Jose Ortega y Gasset (1883-1955), the most widely known and well liked of Spanish philosophers, was much admired in the United States from the 1930s through the 1960s for Revolt of the Masses, History as a System, and Dehumanization of Art, among other works. Those popular works, however, poorly reflected the complexity of Ortega's philosophy. In this first historical analysis of all the parts of Ortega's total thought, John Graham explores the extent to which Ortega's metaphysics was built not only on a native Spanish realism but also upon the pragmatism of William James. Graham details the extent to which Ortega developed an existentialsim before Martin Heidegger and a new historicism less absolute than Benedetto Croce's, by means of a phenomenological method-all within a comprehensive philosophy of life similar to Wilhelm Dilthey's, but more realist and social. In addition, an extensive bibliographical essay examines how Ortega's philosophy, as a whole and in each part, has stood in the estimation of critics worldwide from the 1920s to the present.

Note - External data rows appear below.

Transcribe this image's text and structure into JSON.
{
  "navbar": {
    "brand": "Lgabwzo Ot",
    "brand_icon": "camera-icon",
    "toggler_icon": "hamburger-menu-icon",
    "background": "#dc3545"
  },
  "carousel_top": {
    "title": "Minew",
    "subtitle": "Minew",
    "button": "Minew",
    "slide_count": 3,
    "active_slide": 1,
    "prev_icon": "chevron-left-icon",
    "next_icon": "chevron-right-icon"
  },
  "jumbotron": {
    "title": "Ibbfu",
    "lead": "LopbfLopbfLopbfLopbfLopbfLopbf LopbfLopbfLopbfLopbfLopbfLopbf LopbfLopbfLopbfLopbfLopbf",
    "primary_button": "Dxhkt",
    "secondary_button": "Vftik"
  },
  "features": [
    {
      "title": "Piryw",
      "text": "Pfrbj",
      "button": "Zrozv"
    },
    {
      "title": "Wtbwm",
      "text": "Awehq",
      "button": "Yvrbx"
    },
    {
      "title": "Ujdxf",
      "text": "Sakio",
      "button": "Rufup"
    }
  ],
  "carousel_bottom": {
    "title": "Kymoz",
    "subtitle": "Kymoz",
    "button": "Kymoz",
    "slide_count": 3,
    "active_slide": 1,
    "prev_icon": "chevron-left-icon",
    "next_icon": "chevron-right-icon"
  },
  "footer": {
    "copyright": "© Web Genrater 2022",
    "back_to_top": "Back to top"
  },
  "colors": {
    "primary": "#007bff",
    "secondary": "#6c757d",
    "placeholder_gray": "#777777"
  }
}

Over ten years in preparation, A Pragmatist Philosophy of Life in Ortega y Gasset reveals how open, adaptable, and inventive was pragmatism as Ortega elaborated its philosophical implications and applications for Spain, Europe, and the Americas. It is based on extensive use of the twelve volumes of Ortega's Obras completas, the eighty microfilm reels of his archive in the Library of Congress, and his private library of fifteen hundred volumes in Madrid. These sources, many of which have not been available previously, provide the essential evidence needed to demonstrate the novelty and subtlety, the diversity and unity, of Ortega's thematic "system" of thought.
Students and scholars of intellectual history, Spanish literature, and philosophy will welcome this important new study.